The Fourth Estate brought us news, presented opinions and often played the role of guardian, even becoming an attack dog, when it found abuse of power in one of the three branches of government. We did not assume complete objectivity, which would have been too much to ask of fellow human beings, but we expected truth, and at the very least we demanded a dearth of ideological paddling of particular political creeds.The past twenty years saw enormous consolidations occur at alarming rates throughout the corporate landscape, to an extent that the term, "too big to fail," became acceptable terminology. Through repetition, the phrase evolved into an affirmation, and the insanity of its meaning escaped inquisitive common sense.
These consolidations inevitably affected all areas of media and resulted in the formation of gigantic entertainment and culture empires with some subsidiaries masquerading as news companies. In today's media sovereignties, the term, "journalism," no longer applies to any performance or occupation preoccupying their employees. Their commissions have dissolved into endeavors that would more appropriately be called, "celebrity reporting." The writers and talking heads have themselves become celebrities, and the objects of their reports are celebrities created by the media conglomerates. The "star" making machines are profitable cogs for their masters.
Whether the celebrities are the Hollywood version, the corporate executive edition or the latest political rendition, the pandering dialogue is neither inquisitive nor analytical. Whether addressing business or politics, our media has become boringly consistent and vacuous as if every news program or publication was its own adaptation of People magazine. Pretty pictures passing by, saying nothing, providing no insight or truth, but shouting, "look at me, I am a trademark."
We witnessed in dismay as not a single member of the media questioned the irrational invasion of Iraq. We watched interviews adoringly pander to too many business leaders of corporate America as they abused their positions, and in some cases personally took hundreds of millions, even billions of dollars, from their corporate coffers. More than a few committed acts that should have been considered fraudulent, but were acceptable because everybody else was doing it. The business media simply looked on approvingly as ethics evaporated . They would not dare question celebrity, or inquire uncomfortably of those who might stop advertising and therefore affect their paychecks. What else can we expect when there is greater concern for the interviewer's sex appeal or status, than for the quality of the interview. It is not that the interviewers are airheads, far from it. It is simply not their job to delve, probe or question, plowing for truth, while well armed with information. The objective is to attract audience and advertising."
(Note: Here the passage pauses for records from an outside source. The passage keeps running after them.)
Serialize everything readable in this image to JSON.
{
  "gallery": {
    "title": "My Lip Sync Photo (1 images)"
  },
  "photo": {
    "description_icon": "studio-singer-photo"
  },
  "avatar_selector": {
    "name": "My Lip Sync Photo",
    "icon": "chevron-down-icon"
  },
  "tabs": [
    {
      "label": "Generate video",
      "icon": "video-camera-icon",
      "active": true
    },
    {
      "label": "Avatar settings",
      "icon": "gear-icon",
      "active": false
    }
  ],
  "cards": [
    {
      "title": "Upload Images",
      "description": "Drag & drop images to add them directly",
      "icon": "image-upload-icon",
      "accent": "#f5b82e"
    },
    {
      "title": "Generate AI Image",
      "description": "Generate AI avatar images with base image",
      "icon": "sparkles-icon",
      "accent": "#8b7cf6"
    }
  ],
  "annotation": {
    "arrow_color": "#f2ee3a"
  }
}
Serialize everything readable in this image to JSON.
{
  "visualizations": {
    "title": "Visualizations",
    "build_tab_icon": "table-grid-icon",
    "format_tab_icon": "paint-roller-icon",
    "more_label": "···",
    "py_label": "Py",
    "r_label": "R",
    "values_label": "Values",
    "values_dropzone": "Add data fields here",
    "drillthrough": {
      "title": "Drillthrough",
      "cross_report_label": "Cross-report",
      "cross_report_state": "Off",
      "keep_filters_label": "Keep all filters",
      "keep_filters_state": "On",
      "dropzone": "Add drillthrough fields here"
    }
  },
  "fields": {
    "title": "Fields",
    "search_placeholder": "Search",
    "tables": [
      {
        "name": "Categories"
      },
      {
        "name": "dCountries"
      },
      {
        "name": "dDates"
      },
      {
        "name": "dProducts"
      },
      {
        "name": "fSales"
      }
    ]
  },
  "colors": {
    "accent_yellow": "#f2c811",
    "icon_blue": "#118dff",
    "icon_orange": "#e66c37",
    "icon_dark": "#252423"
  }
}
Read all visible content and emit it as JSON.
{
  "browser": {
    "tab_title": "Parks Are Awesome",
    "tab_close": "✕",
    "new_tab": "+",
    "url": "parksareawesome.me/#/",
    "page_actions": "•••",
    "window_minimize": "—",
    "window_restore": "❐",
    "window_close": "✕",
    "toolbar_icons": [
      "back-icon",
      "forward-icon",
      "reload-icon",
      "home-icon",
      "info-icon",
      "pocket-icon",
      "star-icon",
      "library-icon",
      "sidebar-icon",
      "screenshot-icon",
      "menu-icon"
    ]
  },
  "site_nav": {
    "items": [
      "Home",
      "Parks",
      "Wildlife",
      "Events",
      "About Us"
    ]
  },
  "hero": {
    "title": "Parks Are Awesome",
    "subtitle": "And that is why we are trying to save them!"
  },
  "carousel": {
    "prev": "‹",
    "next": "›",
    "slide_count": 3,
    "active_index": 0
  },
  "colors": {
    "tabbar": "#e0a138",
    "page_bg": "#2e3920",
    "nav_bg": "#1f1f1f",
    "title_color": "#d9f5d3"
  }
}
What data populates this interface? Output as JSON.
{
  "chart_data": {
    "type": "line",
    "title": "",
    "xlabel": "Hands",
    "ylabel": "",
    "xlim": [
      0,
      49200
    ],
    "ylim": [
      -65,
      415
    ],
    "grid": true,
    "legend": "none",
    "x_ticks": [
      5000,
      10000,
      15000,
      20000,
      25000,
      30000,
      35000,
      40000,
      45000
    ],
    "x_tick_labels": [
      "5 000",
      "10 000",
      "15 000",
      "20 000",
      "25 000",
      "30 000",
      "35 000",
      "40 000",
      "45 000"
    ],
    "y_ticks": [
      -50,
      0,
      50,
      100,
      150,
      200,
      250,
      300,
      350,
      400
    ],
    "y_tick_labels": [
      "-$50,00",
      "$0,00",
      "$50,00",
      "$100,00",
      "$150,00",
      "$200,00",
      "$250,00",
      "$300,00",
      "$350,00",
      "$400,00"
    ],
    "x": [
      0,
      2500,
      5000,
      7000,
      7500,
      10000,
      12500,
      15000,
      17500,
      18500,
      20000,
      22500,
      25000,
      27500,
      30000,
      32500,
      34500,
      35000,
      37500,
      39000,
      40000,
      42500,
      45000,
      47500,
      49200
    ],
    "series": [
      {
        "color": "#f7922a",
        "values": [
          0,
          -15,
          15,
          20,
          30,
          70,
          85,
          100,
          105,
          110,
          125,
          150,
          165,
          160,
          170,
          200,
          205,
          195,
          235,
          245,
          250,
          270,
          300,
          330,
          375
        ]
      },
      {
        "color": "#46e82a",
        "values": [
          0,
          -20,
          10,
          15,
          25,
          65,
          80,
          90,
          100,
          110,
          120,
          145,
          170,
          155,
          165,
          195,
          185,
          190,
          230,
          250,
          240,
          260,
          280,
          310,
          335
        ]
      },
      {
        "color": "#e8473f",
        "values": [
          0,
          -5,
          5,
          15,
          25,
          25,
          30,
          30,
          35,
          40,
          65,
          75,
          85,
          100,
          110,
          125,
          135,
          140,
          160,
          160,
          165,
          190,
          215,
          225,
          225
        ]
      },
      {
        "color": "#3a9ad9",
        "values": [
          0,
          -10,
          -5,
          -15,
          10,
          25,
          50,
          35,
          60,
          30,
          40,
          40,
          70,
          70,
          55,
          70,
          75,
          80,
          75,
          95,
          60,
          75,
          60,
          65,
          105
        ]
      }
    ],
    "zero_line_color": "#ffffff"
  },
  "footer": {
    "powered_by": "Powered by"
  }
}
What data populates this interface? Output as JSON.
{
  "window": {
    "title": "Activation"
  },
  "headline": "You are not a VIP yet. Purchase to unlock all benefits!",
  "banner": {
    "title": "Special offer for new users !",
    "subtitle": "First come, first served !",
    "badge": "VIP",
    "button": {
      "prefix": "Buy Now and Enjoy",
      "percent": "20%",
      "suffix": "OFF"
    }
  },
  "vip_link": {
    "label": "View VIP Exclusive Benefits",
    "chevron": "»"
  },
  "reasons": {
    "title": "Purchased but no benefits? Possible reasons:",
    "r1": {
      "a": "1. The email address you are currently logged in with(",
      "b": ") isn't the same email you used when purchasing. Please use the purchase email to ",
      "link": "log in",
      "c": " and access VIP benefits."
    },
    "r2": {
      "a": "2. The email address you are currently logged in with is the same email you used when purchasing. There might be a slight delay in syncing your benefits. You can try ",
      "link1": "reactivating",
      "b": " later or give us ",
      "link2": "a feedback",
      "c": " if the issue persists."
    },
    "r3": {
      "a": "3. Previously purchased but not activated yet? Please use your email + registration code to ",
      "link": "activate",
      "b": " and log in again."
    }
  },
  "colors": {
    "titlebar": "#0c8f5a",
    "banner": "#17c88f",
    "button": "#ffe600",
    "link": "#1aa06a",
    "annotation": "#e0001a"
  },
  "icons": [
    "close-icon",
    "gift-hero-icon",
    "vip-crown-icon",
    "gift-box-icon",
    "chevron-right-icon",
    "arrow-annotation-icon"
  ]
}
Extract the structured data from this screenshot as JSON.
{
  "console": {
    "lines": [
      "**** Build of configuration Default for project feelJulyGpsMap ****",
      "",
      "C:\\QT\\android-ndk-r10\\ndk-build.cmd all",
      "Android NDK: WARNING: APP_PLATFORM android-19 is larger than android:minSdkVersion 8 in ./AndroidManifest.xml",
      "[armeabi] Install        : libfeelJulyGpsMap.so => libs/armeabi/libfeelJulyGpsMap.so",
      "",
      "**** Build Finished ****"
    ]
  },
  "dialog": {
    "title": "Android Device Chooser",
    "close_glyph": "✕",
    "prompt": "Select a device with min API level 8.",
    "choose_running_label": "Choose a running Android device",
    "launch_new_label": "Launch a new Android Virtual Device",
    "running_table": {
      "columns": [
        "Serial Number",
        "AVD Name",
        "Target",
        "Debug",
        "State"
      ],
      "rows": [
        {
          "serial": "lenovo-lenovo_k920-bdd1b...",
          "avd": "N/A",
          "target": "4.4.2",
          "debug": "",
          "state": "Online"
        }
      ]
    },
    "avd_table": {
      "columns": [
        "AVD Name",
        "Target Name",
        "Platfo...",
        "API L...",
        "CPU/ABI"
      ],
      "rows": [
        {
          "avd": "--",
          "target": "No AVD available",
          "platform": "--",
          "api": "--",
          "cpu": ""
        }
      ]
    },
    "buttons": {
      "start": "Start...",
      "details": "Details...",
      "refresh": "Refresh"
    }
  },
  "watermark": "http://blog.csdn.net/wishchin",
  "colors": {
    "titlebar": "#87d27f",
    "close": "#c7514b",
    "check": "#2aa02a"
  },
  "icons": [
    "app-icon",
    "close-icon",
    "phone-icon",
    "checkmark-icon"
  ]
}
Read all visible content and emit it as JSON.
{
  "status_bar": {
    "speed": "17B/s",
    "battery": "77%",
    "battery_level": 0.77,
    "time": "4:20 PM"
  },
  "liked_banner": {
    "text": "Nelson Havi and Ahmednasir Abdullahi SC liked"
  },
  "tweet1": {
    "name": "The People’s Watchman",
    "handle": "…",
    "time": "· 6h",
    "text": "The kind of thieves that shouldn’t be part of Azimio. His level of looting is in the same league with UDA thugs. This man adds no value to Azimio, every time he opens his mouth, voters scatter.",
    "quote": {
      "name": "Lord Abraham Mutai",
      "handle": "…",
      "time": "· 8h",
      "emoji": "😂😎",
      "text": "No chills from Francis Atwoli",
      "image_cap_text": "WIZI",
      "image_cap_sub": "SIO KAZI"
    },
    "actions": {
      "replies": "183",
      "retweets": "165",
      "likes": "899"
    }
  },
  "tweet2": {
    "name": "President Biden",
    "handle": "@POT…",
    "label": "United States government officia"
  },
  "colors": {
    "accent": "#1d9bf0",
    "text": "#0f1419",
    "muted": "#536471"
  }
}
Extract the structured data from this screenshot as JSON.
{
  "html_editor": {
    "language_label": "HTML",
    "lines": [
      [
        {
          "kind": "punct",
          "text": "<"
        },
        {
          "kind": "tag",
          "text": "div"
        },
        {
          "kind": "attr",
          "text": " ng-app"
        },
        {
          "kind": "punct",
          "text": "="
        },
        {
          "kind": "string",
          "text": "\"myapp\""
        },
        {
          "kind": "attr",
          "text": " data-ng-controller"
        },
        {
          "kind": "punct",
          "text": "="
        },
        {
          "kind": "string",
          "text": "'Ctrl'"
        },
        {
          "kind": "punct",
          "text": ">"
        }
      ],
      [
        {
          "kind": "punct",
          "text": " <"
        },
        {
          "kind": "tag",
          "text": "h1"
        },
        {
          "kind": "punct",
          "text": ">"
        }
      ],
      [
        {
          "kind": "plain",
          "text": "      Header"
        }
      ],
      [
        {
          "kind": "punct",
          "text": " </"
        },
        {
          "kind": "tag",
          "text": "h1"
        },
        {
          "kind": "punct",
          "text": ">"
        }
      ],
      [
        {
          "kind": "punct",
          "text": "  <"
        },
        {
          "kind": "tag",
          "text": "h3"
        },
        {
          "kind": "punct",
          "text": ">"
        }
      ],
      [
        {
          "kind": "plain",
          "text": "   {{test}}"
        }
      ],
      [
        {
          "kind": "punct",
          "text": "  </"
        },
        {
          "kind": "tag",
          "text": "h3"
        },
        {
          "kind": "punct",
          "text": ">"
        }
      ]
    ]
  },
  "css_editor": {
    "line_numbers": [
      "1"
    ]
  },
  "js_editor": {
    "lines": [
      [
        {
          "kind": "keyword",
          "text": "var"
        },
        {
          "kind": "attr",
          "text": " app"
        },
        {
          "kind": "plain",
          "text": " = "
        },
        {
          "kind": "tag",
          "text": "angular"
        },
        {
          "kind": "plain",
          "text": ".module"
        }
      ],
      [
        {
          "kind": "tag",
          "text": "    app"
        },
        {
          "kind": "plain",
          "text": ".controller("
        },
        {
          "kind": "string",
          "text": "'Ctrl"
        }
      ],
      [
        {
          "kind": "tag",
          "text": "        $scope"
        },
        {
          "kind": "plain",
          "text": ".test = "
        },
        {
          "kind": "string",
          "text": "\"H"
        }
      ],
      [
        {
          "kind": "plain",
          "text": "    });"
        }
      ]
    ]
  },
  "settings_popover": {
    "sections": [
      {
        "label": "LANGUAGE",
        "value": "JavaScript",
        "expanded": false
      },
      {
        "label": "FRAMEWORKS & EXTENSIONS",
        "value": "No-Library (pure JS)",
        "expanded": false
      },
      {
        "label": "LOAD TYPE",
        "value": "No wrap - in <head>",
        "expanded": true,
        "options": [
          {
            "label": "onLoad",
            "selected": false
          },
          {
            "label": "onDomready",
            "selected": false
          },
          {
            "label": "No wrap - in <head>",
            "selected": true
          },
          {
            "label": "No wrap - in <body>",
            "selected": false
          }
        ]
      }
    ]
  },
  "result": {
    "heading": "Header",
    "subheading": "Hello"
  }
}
It may be some time before we recover from the lack of analysis into the ideological games that were played by politicians manipulating the levers of influence that created the housing bubble. Not one member of the Administration, present or previous, nor any member of Congress, has been purposefully brought to task by anyone in the mainstream media. We have not benefitted from any vigorous investigate reporting on the creation of the financial fiasco currently being endured and creating stress for all taxpayers. Where are our 21st Century versions of Woodward and Bernstein? The few who attempt such efforts are independent, and considered marginal. Their labors bear little fruit. If the mainstream media doesn't pick up the story, its likelihood of gaining traction is minimal at best.
It is fortunate that the internet's pervasive presence provides ample sources for those who wish to research. While there are stimulating ideas coming out of the blogosphere, expecting great things from the net now appears to be misguided. The influential web sites also need advertisers. They rush to attract more eyes than the next, and in so doing, only join the ranks of the irrelevant, ratings obsessed, mainstream media.
And so, we remain passively entertained, perched on the sidelines, as our lives become altered by special interests. We wish we had the time to become energetic participants, but we have jobs, sometimes 2 or 3, the rent is due, and just around the corner tax payments will demand attention. We can't understand it all and wish some elected official would tell us the truth, for once. We yearn for that unusual political candidate that will once elected, keep promises made on the campaign trail. We wish members of the media would be more objective, and occasionally root out some of the schemes siphoning off our tax dollars for purposes no-one understands or cares enough to follow-up on.
The time has come for the phrase, "too big to succeed," to take effect, and become entrenched in our vocabulary, particularly as it relates to members of The Fourth Estate. We need to clamor for a refurbishing of the fourth pillar so necessary in the sustenance of a healthy democracy. The accelerating polarization being perpetrated on society by the entertainment and culture industry posing as, "news," must be reversed, before we return to a state similar to pre-revolutionary France where the Three Estates considered were the Aristocracy, the Clergy, and the People. However, the People had no say in the allocation of their tax money once it was collected.
James Raider writes The Pacific Gate Post